Teri Baaton Mein Aisa Uljha Jiya Review

“Teri Baaton Mein Aisa Uljha Jiya” fails to live up to the standards set by other futuristic films and shows, leaving viewers disappointed with its lackluster execution. Unlike memorable characters such as Rajinikanth’s Chitti from “Robot” or the endearing female robot from TV series like “Small Wonder” and “Karishma Ka Karishma,” the portrayal of Sifra, a heavily programmed robot lacking common sense, falls short of evoking any genuine emotions.

The film’s first half unfolds as a tedious snoozefest, with nonsensical events dominating the screen. The improbable romance between Aryan and Sifra, culminating in intimate moments without Aryan realizing Sifra’s true identity, strains credibility. Only in the second half, when Aryan brings Sifra home, does the film offer some light humor, transitioning into a family-oriented sci-fi tale. However, many jokes fall flat, failing to elicit genuine laughter.

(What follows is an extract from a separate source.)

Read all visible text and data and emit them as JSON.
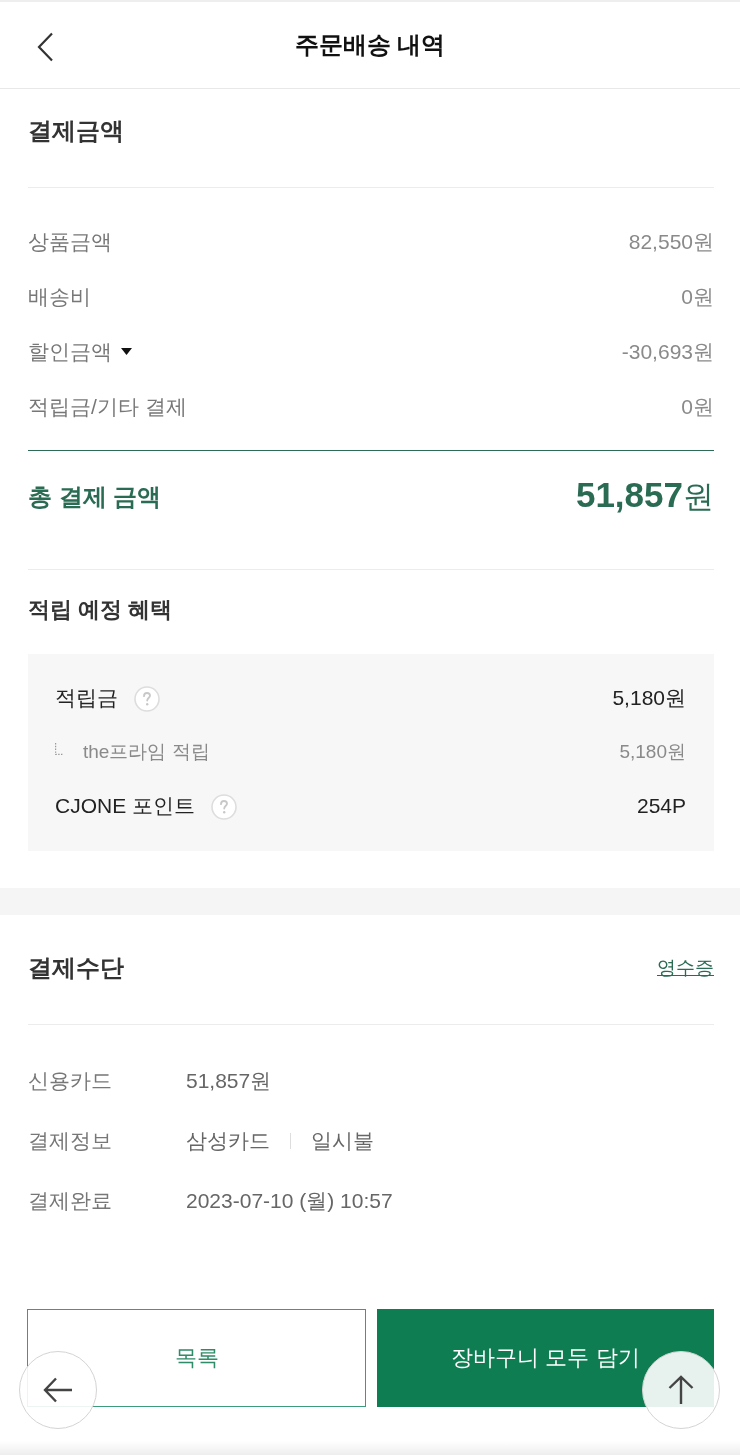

After enduring 2 hours and 23 minutes, viewers are left questioning the film’s premise. Is it a comedy? Where are the jokes? Is it a romance? Where’s the passion? Is it a sci-fi movie for kids? Where’s the science? The bland dialogues further dampen the viewing experience, leaving one wondering if the writers themselves were uninspired.

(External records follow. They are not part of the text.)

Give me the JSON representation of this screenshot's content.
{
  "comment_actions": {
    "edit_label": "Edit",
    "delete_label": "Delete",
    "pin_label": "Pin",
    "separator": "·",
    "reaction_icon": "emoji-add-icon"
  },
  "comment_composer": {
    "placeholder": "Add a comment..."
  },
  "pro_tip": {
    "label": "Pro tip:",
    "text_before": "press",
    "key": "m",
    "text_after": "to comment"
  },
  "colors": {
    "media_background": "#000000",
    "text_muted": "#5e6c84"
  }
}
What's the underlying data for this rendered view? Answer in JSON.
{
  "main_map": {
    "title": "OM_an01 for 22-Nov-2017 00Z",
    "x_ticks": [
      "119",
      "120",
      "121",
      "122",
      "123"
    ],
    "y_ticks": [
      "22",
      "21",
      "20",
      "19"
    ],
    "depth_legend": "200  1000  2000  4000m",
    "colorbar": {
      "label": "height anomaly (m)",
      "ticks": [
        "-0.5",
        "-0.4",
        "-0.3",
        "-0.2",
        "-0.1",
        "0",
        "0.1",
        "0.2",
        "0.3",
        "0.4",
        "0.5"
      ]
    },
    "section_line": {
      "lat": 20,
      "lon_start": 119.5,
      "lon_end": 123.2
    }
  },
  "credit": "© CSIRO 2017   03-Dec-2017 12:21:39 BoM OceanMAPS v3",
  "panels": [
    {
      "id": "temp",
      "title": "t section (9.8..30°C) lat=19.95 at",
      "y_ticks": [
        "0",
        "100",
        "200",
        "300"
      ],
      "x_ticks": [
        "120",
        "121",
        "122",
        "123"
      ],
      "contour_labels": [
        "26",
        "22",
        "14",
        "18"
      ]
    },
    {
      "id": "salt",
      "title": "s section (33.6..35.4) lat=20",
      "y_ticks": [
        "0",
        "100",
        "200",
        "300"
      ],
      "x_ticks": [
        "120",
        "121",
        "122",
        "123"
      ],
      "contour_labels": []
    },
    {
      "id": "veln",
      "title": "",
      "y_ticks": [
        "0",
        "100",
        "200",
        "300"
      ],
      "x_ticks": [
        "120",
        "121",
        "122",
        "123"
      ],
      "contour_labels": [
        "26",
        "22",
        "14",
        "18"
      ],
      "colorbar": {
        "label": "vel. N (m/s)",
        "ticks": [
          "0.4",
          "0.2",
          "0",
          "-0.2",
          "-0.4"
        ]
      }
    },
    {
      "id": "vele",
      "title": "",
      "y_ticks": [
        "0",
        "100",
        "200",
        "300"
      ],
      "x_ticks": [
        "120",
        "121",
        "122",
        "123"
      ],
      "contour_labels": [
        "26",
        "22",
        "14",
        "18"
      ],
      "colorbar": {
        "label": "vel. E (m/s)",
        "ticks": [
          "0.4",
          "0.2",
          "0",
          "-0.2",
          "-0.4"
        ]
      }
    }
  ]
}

The saving grace comes in the final 20 minutes and an intense climax, offering some clarity amidst the confusion. A cameo appearance provides a much-needed breather before the end credits roll. Despite its shortcomings, Shahid and Kriti’s on-screen presence offers some respite. Shahid delivers goofy humor with his signature charm, though some one-liners lack punch. Kriti’s portrayal of Sifra showcases fine attention to detail in her mannerisms, yet the weak storyline constrains her performance.

The ensemble cast, including Dharmendra, Rakesh Bedi, Anubha Fatehpuria, Rajesh Kumar, Grusha Kapoor, Brijbhushan Shukla, Raashul Tandon, and Ashish Verma, attempts to elevate the material but is hindered by cliched character arcs and a lack of depth.

Overall, “Teri Baaton Mein Aisa Uljha Jiya” struggles to engage viewers and relies heavily on its attractive leads. The occasional song and dance sequences provide brief moments of enjoyment, but they’re not enough to salvage this lackluster affair.